Analysts with JP Morgan are saying that e-commerce giant Amazon’s total sales in the United States are set to match or surpass Walmart’s stateside figures by 2021, if not earlier. That is no small target, to be sure; Walmart’s net sales in the US for the 2017 fiscal year total up to about $318.5 billion, a figure that represents roughly 3.5-percent growth year-on-year. Amazon, meanwhile, managed to sell about $186 billion in 2017, versus $141 billion in 2016. Despite Amazon’s revenue figures being barely more than half of its larger American rival for now, the analysts say that the massive revenue growth seen from 2016 to 2017 will continue, allowing Amazon to overtake Walmart within the next few years.
Amazon’s growth has overtaken many direct competitors in the e-commerce segment on its way to threatening disruption for traditional retail, and analyst Christopher Horvers thinks that he has pinned down the reasons for that meteoric rise. According to him, the massive Prime ecosystem and all of its benefits is a big draw. He also cites the limitless potential for expansion of Amazon’s inventory and purview thanks to letting third-party sellers use the platform as a storefront. Amazon has also ventured far into territory that was previously either uncharted or never quite done at scale, such as its new cashier-free store venture. Finally, he says that Amazon has worked hard to make its platform and related tools as easy for customers to use as possible, leading to a massive user preference in the e-commerce world.
Amazon has indeed had a very good past few years, even seeing founder and CEO Jeff Bezos reach the status of the world’s richest person, with a staggering $105 billion personal net worth. To put that into perspective, Google’s total market cap is $754.31 billion. Bezos’ massive wealth has been criticized, but the simple fact is that it would not have been possible without Amazon making bold moves to overtake the e-commerce space and begin making its moves toward disrupting a number of other industries, such as virtual ecosystems and brick-and-mortar retail.
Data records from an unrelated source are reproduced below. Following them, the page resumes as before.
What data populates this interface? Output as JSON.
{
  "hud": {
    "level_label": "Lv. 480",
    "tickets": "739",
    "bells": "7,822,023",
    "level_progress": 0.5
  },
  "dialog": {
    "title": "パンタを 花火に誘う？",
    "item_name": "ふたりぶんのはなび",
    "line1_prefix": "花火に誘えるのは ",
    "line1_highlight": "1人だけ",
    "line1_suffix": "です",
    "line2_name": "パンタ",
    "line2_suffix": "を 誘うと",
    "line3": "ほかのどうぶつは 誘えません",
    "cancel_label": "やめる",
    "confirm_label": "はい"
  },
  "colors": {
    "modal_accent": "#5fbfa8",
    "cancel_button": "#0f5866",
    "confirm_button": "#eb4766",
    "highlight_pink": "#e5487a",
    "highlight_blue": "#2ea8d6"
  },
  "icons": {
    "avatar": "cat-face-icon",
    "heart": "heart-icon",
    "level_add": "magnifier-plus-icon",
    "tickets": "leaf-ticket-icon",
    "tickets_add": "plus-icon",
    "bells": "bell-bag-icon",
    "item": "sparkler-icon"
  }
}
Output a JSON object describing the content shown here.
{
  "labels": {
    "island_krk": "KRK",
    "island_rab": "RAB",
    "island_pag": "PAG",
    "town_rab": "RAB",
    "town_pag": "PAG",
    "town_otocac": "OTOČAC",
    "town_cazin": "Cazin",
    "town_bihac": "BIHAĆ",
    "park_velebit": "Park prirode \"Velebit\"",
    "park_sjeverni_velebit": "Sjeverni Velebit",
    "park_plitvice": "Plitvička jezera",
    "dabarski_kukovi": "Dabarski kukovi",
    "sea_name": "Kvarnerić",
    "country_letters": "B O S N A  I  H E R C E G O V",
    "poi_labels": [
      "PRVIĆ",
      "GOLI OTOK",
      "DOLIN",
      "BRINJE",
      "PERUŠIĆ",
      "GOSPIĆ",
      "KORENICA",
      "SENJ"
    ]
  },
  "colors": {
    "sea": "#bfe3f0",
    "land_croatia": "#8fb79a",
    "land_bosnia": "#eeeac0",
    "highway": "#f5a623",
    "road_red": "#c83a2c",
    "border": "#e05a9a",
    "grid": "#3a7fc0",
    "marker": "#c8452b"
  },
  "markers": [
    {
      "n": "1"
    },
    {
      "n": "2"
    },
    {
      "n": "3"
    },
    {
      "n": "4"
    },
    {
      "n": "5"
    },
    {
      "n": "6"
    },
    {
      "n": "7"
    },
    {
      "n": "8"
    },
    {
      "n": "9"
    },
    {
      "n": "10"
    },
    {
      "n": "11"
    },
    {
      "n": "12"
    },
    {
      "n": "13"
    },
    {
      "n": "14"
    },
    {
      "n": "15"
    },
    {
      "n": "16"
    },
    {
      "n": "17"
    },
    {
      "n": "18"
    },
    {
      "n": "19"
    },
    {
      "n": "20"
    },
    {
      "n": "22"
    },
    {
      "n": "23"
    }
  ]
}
JP Morgan’s assertion that the company’s growth streak will continue looks far enough forward to put Amazon ahead of Walmart, and only time will tell when or if that growth will stop.